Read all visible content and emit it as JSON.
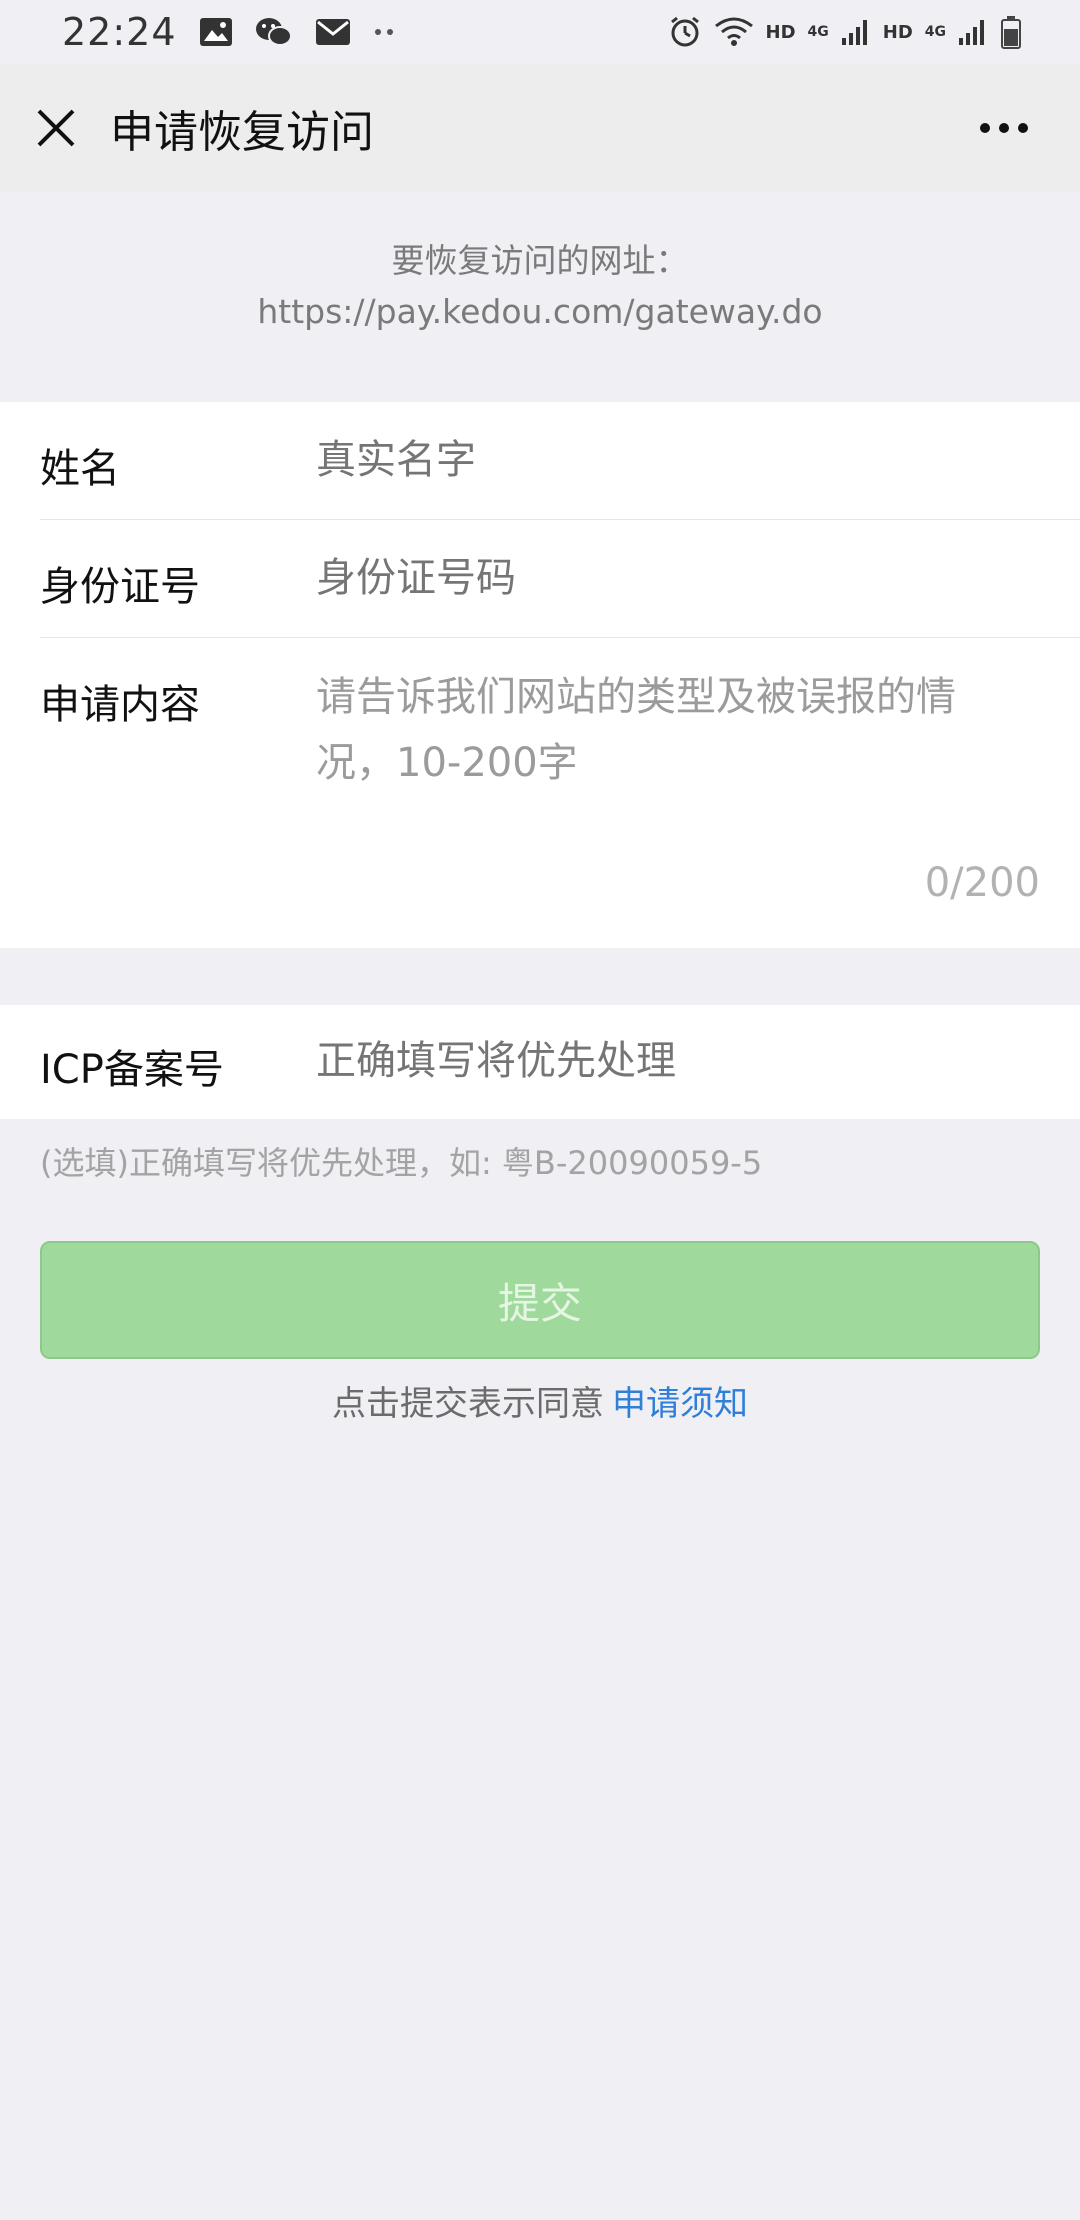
{
  "status_bar": {
    "time": "22:24",
    "icons": [
      "image-icon",
      "wechat-icon",
      "mail-icon",
      "more-dots-icon",
      "alarm-icon",
      "wifi-icon",
      "signal-icon",
      "signal-icon-2",
      "battery-icon"
    ],
    "network": {
      "hd1": "HD",
      "g1": "4G",
      "hd2": "HD",
      "g2": "4G"
    }
  },
  "nav": {
    "title": "申请恢复访问",
    "close_icon": "close-icon",
    "more_icon": "more-icon"
  },
  "url_info": {
    "label": "要恢复访问的网址：",
    "url": "https://pay.kedou.com/gateway.do"
  },
  "form": {
    "name": {
      "label": "姓名",
      "placeholder": "真实名字"
    },
    "id_number": {
      "label": "身份证号",
      "placeholder": "身份证号码"
    },
    "content": {
      "label": "申请内容",
      "placeholder": "请告诉我们网站的类型及被误报的情况，10-200字",
      "counter": "0/200"
    },
    "icp": {
      "label": "ICP备案号",
      "placeholder": "正确填写将优先处理"
    },
    "icp_hint": "(选填)正确填写将优先处理，如: 粤B-20090059-5"
  },
  "submit": {
    "label": "提交",
    "agree_text": "点击提交表示同意",
    "agree_link": "申请须知"
  },
  "colors": {
    "background": "#efeff4",
    "button": "#9fd99b",
    "link": "#2f7ed8"
  }
}
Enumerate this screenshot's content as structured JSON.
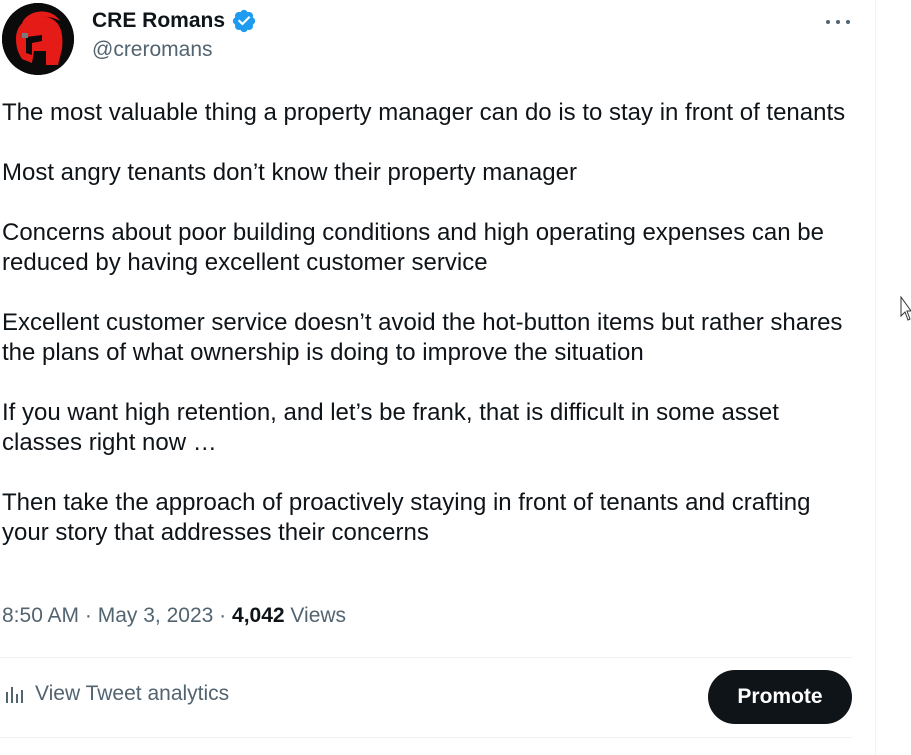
{
  "author": {
    "display_name": "CRE Romans",
    "handle": "@creromans",
    "verified": true,
    "verified_color": "#1d9bf0",
    "avatar_icon": "spartan-helmet-logo",
    "avatar_colors": {
      "helmet": "#e41b17",
      "background": "#0b0b0b"
    }
  },
  "tweet": {
    "paragraphs": [
      "The most valuable thing a property manager can do is to stay in front of tenants",
      "Most angry tenants don’t know their property manager",
      "Concerns about poor building conditions and high operating expenses can be reduced by having excellent customer service",
      "Excellent customer service doesn’t avoid the hot-button items but rather shares the plans of what ownership is doing to improve the situation",
      "If you want high retention, and let’s be frank, that is difficult in some asset classes right now …",
      "Then take the approach of proactively staying in front of tenants and crafting your story that addresses their concerns"
    ],
    "time": "8:50 AM",
    "separator": "·",
    "date": "May 3, 2023",
    "views_count": "4,042",
    "views_label": "Views"
  },
  "actions": {
    "analytics_label": "View Tweet analytics",
    "analytics_icon": "bar-chart-icon",
    "promote_label": "Promote",
    "more_icon": "more-options-icon"
  },
  "colors": {
    "text_primary": "#0f1419",
    "text_secondary": "#536471",
    "divider": "#eff3f4",
    "button_bg": "#0f1419",
    "button_text": "#ffffff"
  }
}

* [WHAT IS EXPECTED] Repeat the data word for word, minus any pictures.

* [TASK SOLUTION]
Read all visible content and emit it as JSON.
{
  "status_bar": {
    "time": "22:24",
    "icons": [
      "image-icon",
      "wechat-icon",
      "mail-icon",
      "more-dots-icon",
      "alarm-icon",
      "wifi-icon",
      "signal-icon",
      "signal-icon-2",
      "battery-icon"
    ],
    "network": {
      "hd1": "HD",
      "g1": "4G",
      "hd2": "HD",
      "g2": "4G"
    }
  },
  "nav": {
    "title": "申请恢复访问",
    "close_icon": "close-icon",
    "more_icon": "more-icon"
  },
  "url_info": {
    "label": "要恢复访问的网址：",
    "url": "https://pay.kedou.com/gateway.do"
  },
  "form": {
    "name": {
      "label": "姓名",
      "placeholder": "真实名字"
    },
    "id_number": {
      "label": "身份证号",
      "placeholder": "身份证号码"
    },
    "content": {
      "label": "申请内容",
      "placeholder": "请告诉我们网站的类型及被误报的情况，10-200字",
      "counter": "0/200"
    },
    "icp": {
      "label": "ICP备案号",
      "placeholder": "正确填写将优先处理"
    },
    "icp_hint": "(选填)正确填写将优先处理，如: 粤B-20090059-5"
  },
  "submit": {
    "label": "提交",
    "agree_text": "点击提交表示同意",
    "agree_link": "申请须知"
  },
  "colors": {
    "background": "#efeff4",
    "button": "#9fd99b",
    "link": "#2f7ed8"
  }
}
Enumerate this screenshot's content as structured JSON.
{
  "author": {
    "display_name": "CRE Romans",
    "handle": "@creromans",
    "verified": true,
    "verified_color": "#1d9bf0",
    "avatar_icon": "spartan-helmet-logo",
    "avatar_colors": {
      "helmet": "#e41b17",
      "background": "#0b0b0b"
    }
  },
  "tweet": {
    "paragraphs": [
      "The most valuable thing a property manager can do is to stay in front of tenants",
      "Most angry tenants don’t know their property manager",
      "Concerns about poor building conditions and high operating expenses can be reduced by having excellent customer service",
      "Excellent customer service doesn’t avoid the hot-button items but rather shares the plans of what ownership is doing to improve the situation",
      "If you want high retention, and let’s be frank, that is difficult in some asset classes right now …",
      "Then take the approach of proactively staying in front of tenants and crafting your story that addresses their concerns"
    ],
    "time": "8:50 AM",
    "separator": "·",
    "date": "May 3, 2023",
    "views_count": "4,042",
    "views_label": "Views"
  },
  "actions": {
    "analytics_label": "View Tweet analytics",
    "analytics_icon": "bar-chart-icon",
    "promote_label": "Promote",
    "more_icon": "more-options-icon"
  },
  "colors": {
    "text_primary": "#0f1419",
    "text_secondary": "#536471",
    "divider": "#eff3f4",
    "button_bg": "#0f1419",
    "button_text": "#ffffff"
  }
}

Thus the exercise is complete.